It is now apparent to me that there are unbridgeable differences of opinion in our committee and that the draft policy being circulated fails to provide adequate protections for free speech. There are clearly people on this campus who believe that Heather MacDonald didn’t meet the criteria for acceptable speech. The Freedom of Expression: Rights and Responsibilities Philosophy Statement represents the proverbial camel’s nose under the tent. While it sounds innocuous [who is opposed to mutual respect and human dignity], it provides a rationale for restricting speech that should be allowed. In the name of diversity, it would narrow genuine intellectual diversity on campus. It should also be noted that a paternalistic attempt to restrict speech to protect some students from psychological offense is in fact inconsistent with the dignity of the students ostensibly being protected. The dignity of students is truly served by allowing them to hear views they may find offensive and to make arguments to the contrary. As a member of the Association of American Colleges and Universities, the College of the Holy Cross has adopted as official College policy the principles regarding academic freedom formulated by the American Association of University Professors.
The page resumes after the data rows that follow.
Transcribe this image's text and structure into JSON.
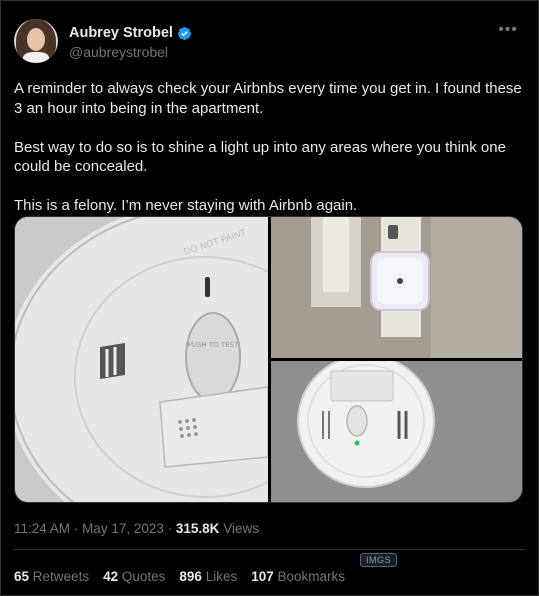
{
  "author": {
    "display_name": "Aubrey Strobel",
    "handle": "@aubreystrobel",
    "verified": true
  },
  "more_icon": "•••",
  "tweet": {
    "paragraphs": [
      "A reminder to always check your Airbnbs every time you get in. I found these 3 an hour into being in the apartment.",
      "Best way to do so is to shine a light up into any areas where you think one could be concealed.",
      "This is a felony. I’m never staying with Airbnb again."
    ]
  },
  "media": {
    "image1_text": "DO NOT PAINT",
    "image1_button_text": "PUSH TO TEST",
    "image3_button_text": ""
  },
  "meta": {
    "time": "11:24 AM",
    "date": "May 17, 2023",
    "views_count": "315.8K",
    "views_label": "Views"
  },
  "badge": "IMGS",
  "stats": {
    "retweets_count": "65",
    "retweets_label": "Retweets",
    "quotes_count": "42",
    "quotes_label": "Quotes",
    "likes_count": "896",
    "likes_label": "Likes",
    "bookmarks_count": "107",
    "bookmarks_label": "Bookmarks"
  },
  "colors": {
    "background": "#000000",
    "text_primary": "#e7e9ea",
    "text_secondary": "#71767b",
    "verified_blue": "#1d9bf0",
    "border": "#2f3336"
  }
}
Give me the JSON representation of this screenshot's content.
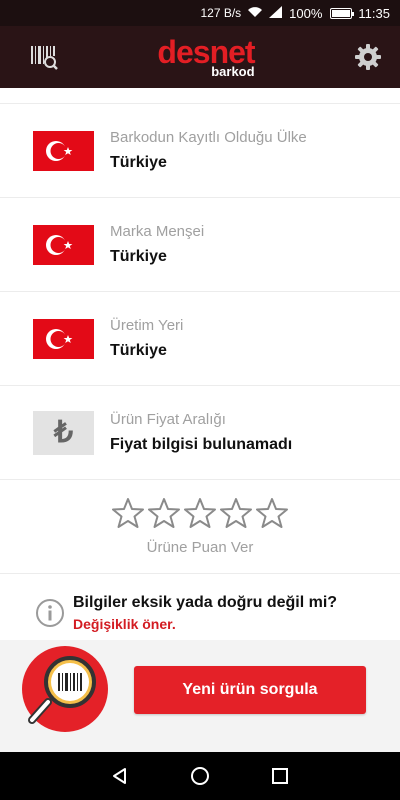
{
  "status_bar": {
    "net_speed": "127 B/s",
    "battery": "100%",
    "battery_level": 1.0,
    "time": "11:35"
  },
  "header": {
    "logo_main": "desnet",
    "logo_sub": "barkod",
    "left_icon": "barcode-search-icon",
    "right_icon": "gear-icon"
  },
  "info_rows": [
    {
      "label": "Barkodun Kayıtlı Olduğu Ülke",
      "value": "Türkiye",
      "icon": "turkey-flag"
    },
    {
      "label": "Marka Menşei",
      "value": "Türkiye",
      "icon": "turkey-flag"
    },
    {
      "label": "Üretim Yeri",
      "value": "Türkiye",
      "icon": "turkey-flag"
    },
    {
      "label": "Ürün Fiyat Aralığı",
      "value": "Fiyat bilgisi bulunamadı",
      "icon": "lira-icon",
      "icon_glyph": "₺"
    }
  ],
  "rating": {
    "stars_total": 5,
    "stars_filled": 0,
    "label": "Ürüne Puan Ver"
  },
  "report": {
    "question": "Bilgiler eksik yada doğru değil mi?",
    "link": "Değişiklik öner."
  },
  "bottom": {
    "query_button": "Yeni ürün sorgula"
  },
  "colors": {
    "brand_red": "#e31e24",
    "header_bg": "#2a1416"
  }
}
Those who are interested in this issue should consult the AAUP statement “Freedom of Expression and Campus Speech Codes (https://www.aaup.org/report/freedom-expression-and-campus-speech-codes). In addition, please consult the AAUP statement on Freedom of Expression and Outside speakers (https://www.aaup.org/report/academic-freedom-and-outside-speakers). I urge my fellow faculty members to reject the current proposal and leave our statutes unchanged.